##### RECORDS #####

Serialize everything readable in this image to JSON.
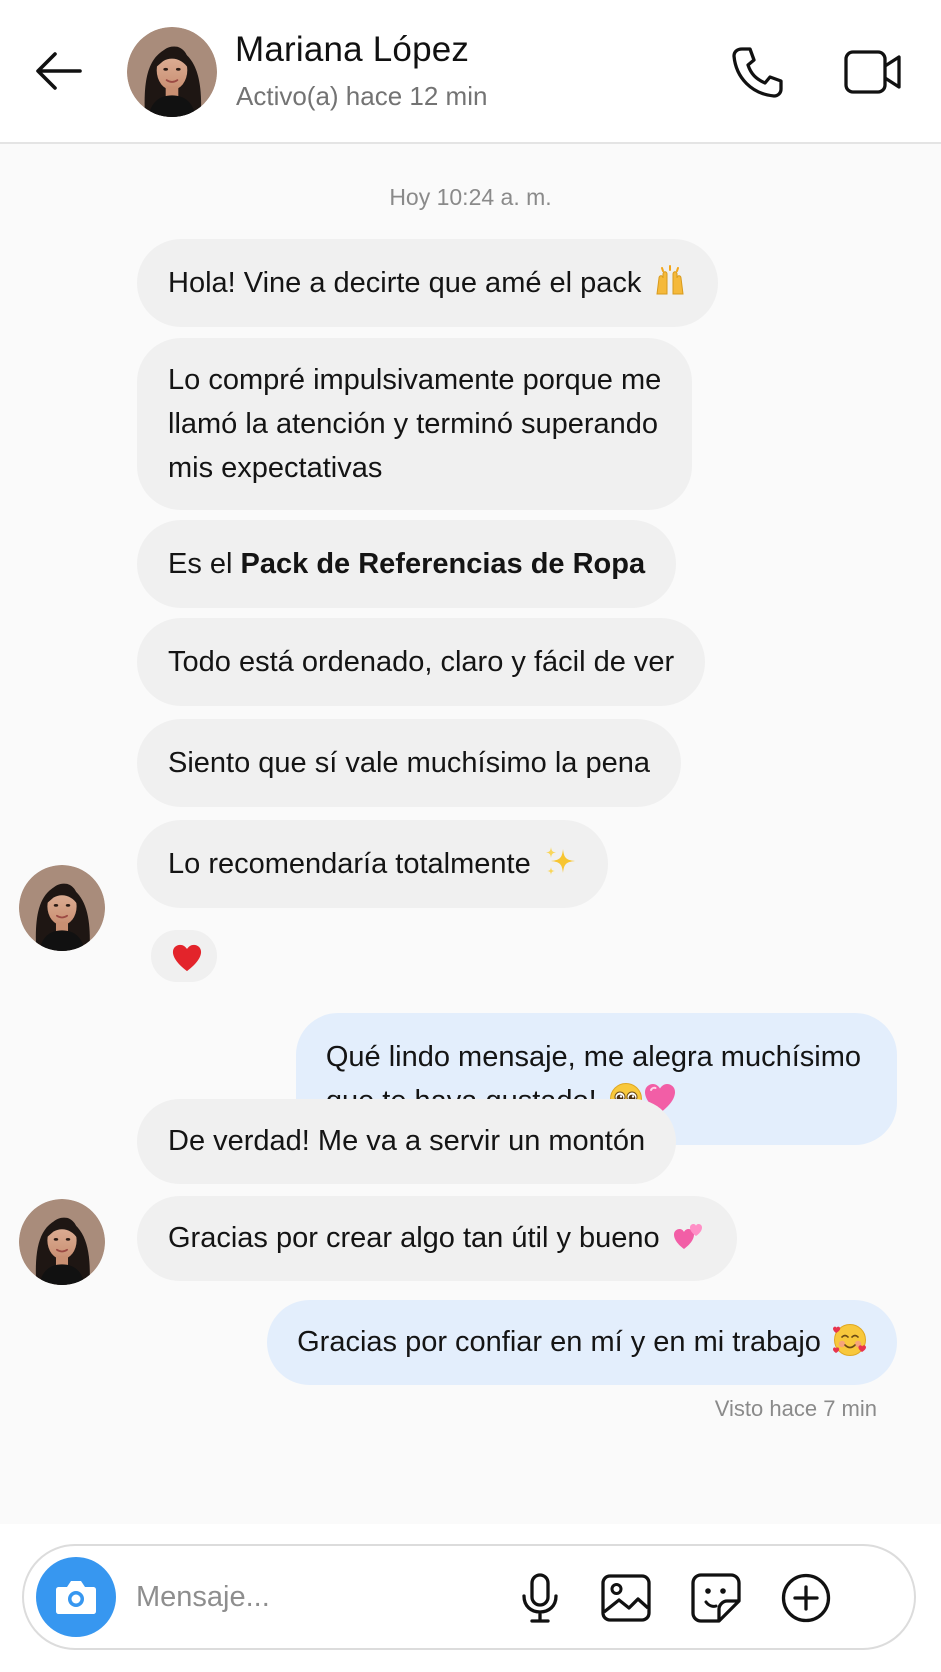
{
  "header": {
    "contact_name": "Mariana López",
    "status": "Activo(a) hace 12 min"
  },
  "chat": {
    "timestamp": "Hoy 10:24 a. m.",
    "messages": [
      {
        "from": "them",
        "text": "Hola! Vine a decirte que amé el pack",
        "emoji": "raising-hands-emoji"
      },
      {
        "from": "them",
        "lines": [
          "Lo compré impulsivamente porque me",
          "llamó la atención y terminó superando",
          "mis expectativas"
        ]
      },
      {
        "from": "them",
        "text": "Es el ",
        "bold": "Pack de Referencias de Ropa"
      },
      {
        "from": "them",
        "text": "Todo está ordenado, claro y fácil de ver"
      },
      {
        "from": "them",
        "text": "Siento que sí vale muchísimo la pena"
      },
      {
        "from": "them",
        "text": "Lo recomendaría totalmente",
        "emoji": "sparkles-emoji",
        "reaction": "heart-emoji"
      },
      {
        "from": "me",
        "lines": [
          "Qué lindo mensaje, me alegra muchísimo",
          "que te haya gustado!"
        ],
        "emoji": [
          "pleading-face-emoji",
          "pink-heart-emoji"
        ]
      },
      {
        "from": "them",
        "text": "De verdad! Me va a servir un montón"
      },
      {
        "from": "them",
        "text": "Gracias por crear algo tan útil y bueno",
        "emoji": "two-hearts-emoji"
      },
      {
        "from": "me",
        "text": "Gracias por confiar en mí y en mi trabajo",
        "emoji": "smiling-face-with-hearts-emoji"
      }
    ],
    "seen_status": "Visto hace 7 min"
  },
  "composer": {
    "placeholder": "Mensaje...",
    "value": ""
  },
  "icons": {
    "back": "arrow-left-icon",
    "call": "phone-icon",
    "video": "video-camera-icon",
    "camera": "camera-icon",
    "mic": "microphone-icon",
    "gallery": "image-icon",
    "sticker": "sticker-icon",
    "more": "plus-circle-icon"
  },
  "colors": {
    "incoming_bubble": "#f0f0f0",
    "outgoing_bubble": "#e3eefc",
    "accent": "#3797f0",
    "secondary_text": "#8a8a8a"
  }
}
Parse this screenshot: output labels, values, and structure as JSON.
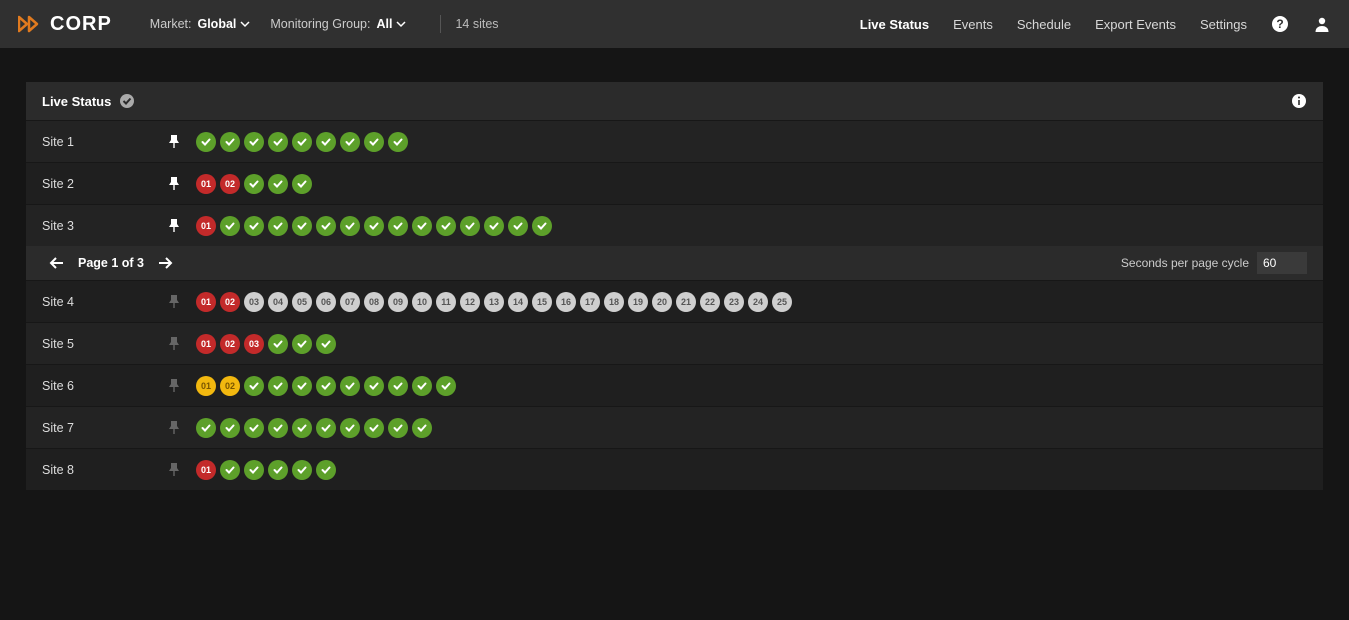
{
  "brand": "CORP",
  "filters": {
    "market_label": "Market:",
    "market_value": "Global",
    "group_label": "Monitoring Group:",
    "group_value": "All",
    "sitecount": "14 sites"
  },
  "nav": {
    "live_status": "Live Status",
    "events": "Events",
    "schedule": "Schedule",
    "export": "Export Events",
    "settings": "Settings"
  },
  "panel": {
    "title": "Live Status",
    "page_label": "Page 1 of 3",
    "cycle_label": "Seconds per page cycle",
    "cycle_value": "60"
  },
  "sites": [
    {
      "name": "Site 1",
      "pinned": true,
      "dots": [
        {
          "s": "ok"
        },
        {
          "s": "ok"
        },
        {
          "s": "ok"
        },
        {
          "s": "ok"
        },
        {
          "s": "ok"
        },
        {
          "s": "ok"
        },
        {
          "s": "ok"
        },
        {
          "s": "ok"
        },
        {
          "s": "ok"
        }
      ]
    },
    {
      "name": "Site 2",
      "pinned": true,
      "dots": [
        {
          "s": "err",
          "n": "01"
        },
        {
          "s": "err",
          "n": "02"
        },
        {
          "s": "ok"
        },
        {
          "s": "ok"
        },
        {
          "s": "ok"
        }
      ]
    },
    {
      "name": "Site 3",
      "pinned": true,
      "dots": [
        {
          "s": "err",
          "n": "01"
        },
        {
          "s": "ok"
        },
        {
          "s": "ok"
        },
        {
          "s": "ok"
        },
        {
          "s": "ok"
        },
        {
          "s": "ok"
        },
        {
          "s": "ok"
        },
        {
          "s": "ok"
        },
        {
          "s": "ok"
        },
        {
          "s": "ok"
        },
        {
          "s": "ok"
        },
        {
          "s": "ok"
        },
        {
          "s": "ok"
        },
        {
          "s": "ok"
        },
        {
          "s": "ok"
        }
      ]
    },
    {
      "name": "Site 4",
      "pinned": false,
      "dots": [
        {
          "s": "err",
          "n": "01"
        },
        {
          "s": "err",
          "n": "02"
        },
        {
          "s": "inactive",
          "n": "03"
        },
        {
          "s": "inactive",
          "n": "04"
        },
        {
          "s": "inactive",
          "n": "05"
        },
        {
          "s": "inactive",
          "n": "06"
        },
        {
          "s": "inactive",
          "n": "07"
        },
        {
          "s": "inactive",
          "n": "08"
        },
        {
          "s": "inactive",
          "n": "09"
        },
        {
          "s": "inactive",
          "n": "10"
        },
        {
          "s": "inactive",
          "n": "11"
        },
        {
          "s": "inactive",
          "n": "12"
        },
        {
          "s": "inactive",
          "n": "13"
        },
        {
          "s": "inactive",
          "n": "14"
        },
        {
          "s": "inactive",
          "n": "15"
        },
        {
          "s": "inactive",
          "n": "16"
        },
        {
          "s": "inactive",
          "n": "17"
        },
        {
          "s": "inactive",
          "n": "18"
        },
        {
          "s": "inactive",
          "n": "19"
        },
        {
          "s": "inactive",
          "n": "20"
        },
        {
          "s": "inactive",
          "n": "21"
        },
        {
          "s": "inactive",
          "n": "22"
        },
        {
          "s": "inactive",
          "n": "23"
        },
        {
          "s": "inactive",
          "n": "24"
        },
        {
          "s": "inactive",
          "n": "25"
        }
      ]
    },
    {
      "name": "Site 5",
      "pinned": false,
      "dots": [
        {
          "s": "err",
          "n": "01"
        },
        {
          "s": "err",
          "n": "02"
        },
        {
          "s": "err",
          "n": "03"
        },
        {
          "s": "ok"
        },
        {
          "s": "ok"
        },
        {
          "s": "ok"
        }
      ]
    },
    {
      "name": "Site 6",
      "pinned": false,
      "dots": [
        {
          "s": "warn",
          "n": "01"
        },
        {
          "s": "warn",
          "n": "02"
        },
        {
          "s": "ok"
        },
        {
          "s": "ok"
        },
        {
          "s": "ok"
        },
        {
          "s": "ok"
        },
        {
          "s": "ok"
        },
        {
          "s": "ok"
        },
        {
          "s": "ok"
        },
        {
          "s": "ok"
        },
        {
          "s": "ok"
        }
      ]
    },
    {
      "name": "Site 7",
      "pinned": false,
      "dots": [
        {
          "s": "ok"
        },
        {
          "s": "ok"
        },
        {
          "s": "ok"
        },
        {
          "s": "ok"
        },
        {
          "s": "ok"
        },
        {
          "s": "ok"
        },
        {
          "s": "ok"
        },
        {
          "s": "ok"
        },
        {
          "s": "ok"
        },
        {
          "s": "ok"
        }
      ]
    },
    {
      "name": "Site 8",
      "pinned": false,
      "dots": [
        {
          "s": "err",
          "n": "01"
        },
        {
          "s": "ok"
        },
        {
          "s": "ok"
        },
        {
          "s": "ok"
        },
        {
          "s": "ok"
        },
        {
          "s": "ok"
        }
      ]
    }
  ]
}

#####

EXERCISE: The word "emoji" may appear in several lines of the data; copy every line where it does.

TASK RESPONSE:
        "emoji": "raising-hands-emoji"
        "emoji": "sparkles-emoji",
        "reaction": "heart-emoji"
        "emoji": [
          "pleading-face-emoji",
          "pink-heart-emoji"
        "emoji": "two-hearts-emoji"
        "emoji": "smiling-face-with-hearts-emoji"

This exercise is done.